I chatted to George and Doreen, veterans of the last league encounter between these two sides when, according to the match programme, Bill Anderson’s Imps went down to future World Cup winning manager Alf Ramsey’s Tractor Boys. However the conversation wasn’t about that match. Why would it be, after what we had just witnessed in the first forty five?
The second period began much like the first with plenty of pace, endeavour and enterprise but it was the visitors who were to trouble the scorer next. A soft pass from an otherwise immaculate Bolger led to a corner from which the ball somehow found its way into the back of the net. Ipswich were level again and for a few minutes threatened to take the advantage. I missed the Oxford game in September, having to work that day so I am perhaps not as fearful as some of a collapse akin to England’s batting middle order and as I expected, the red and white wall stood firm while the midfield continued to create opportunities. One such saw Joe Morrell take the ball to the bye line and shaking off two shepherding defenders, square the ball perfectly for Walker to steer home at the back post. Seven minutes later and it was four. A short corner to Morrell who delivered a teasing cross for the waiting Bostwick to turn in, again at the back post. I swear his beard grew three inches in that moment!

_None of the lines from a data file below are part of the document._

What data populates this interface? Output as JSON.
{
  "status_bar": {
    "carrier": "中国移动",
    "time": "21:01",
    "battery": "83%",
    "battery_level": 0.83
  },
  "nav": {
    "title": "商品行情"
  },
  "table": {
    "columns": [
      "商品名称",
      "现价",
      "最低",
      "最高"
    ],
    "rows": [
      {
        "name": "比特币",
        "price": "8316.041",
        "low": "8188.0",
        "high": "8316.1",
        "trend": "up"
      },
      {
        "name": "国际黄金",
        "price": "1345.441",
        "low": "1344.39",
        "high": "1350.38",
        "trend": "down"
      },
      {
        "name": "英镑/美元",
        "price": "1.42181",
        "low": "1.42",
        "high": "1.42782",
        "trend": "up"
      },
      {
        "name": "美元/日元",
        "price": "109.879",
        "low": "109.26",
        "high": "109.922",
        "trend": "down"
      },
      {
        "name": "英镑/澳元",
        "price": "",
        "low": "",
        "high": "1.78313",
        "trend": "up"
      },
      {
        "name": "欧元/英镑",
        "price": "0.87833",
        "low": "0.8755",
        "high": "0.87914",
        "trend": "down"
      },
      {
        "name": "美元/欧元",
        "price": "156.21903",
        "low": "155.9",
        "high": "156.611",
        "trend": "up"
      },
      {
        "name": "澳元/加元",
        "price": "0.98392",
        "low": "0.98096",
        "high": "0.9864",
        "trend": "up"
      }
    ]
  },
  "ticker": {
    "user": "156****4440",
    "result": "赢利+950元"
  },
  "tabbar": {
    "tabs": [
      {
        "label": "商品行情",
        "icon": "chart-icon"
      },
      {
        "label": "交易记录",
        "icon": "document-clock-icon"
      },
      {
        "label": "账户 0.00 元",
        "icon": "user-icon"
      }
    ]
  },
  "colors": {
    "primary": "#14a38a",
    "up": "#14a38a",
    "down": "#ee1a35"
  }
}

However, Ipswich weren’t quite finished with Keane netting their third and first from open play in the 83rd minute. Cue seven minutes of squeaky bum time thought many, I’m quite sure. I felt quite serene, I have to say and in time added on at the end of the game, Jake Hesketh delivered a fifth to put the game beyond any doubt. I was delighted for Jake. I admired his performance above all others, even that of Tyler Walker, selected with ample justification by both Tommo and the official sponsors. Above all though, this was a team effort, with all those taking part making valuable contributions. By this time the Stacey West end was emptying fast, prompting a few lines of ‘Is there a fire drill?’ from me, but we don’t do singing in the Selenity do we, so all I managed to attract were a few bemused looks from otherwise joyous home supporters.
One further observation. Michael Appleton is much more sparing in his use of substitutes. Only Ellis Chapman for the tiring Michael O’Connor was deployed. I guess, he feels that if things are going well, there’s no need to risk disrupting a team that’s getting it right. The only potential downside on this occasion might be some tired legs on New Year’s Day but I guess he has that figured out.
So concluded a game that, I think, will be regarded as something of a vintage one in years to come. Eight goals, five of them ours and a packed house, the vast majority of whom headed home in high spirits, which brings me back to that bottle of vintage port. It really was very good. In fact, I have never tasted better. It lasted two days and I only hope City’s revival lasts rather longer.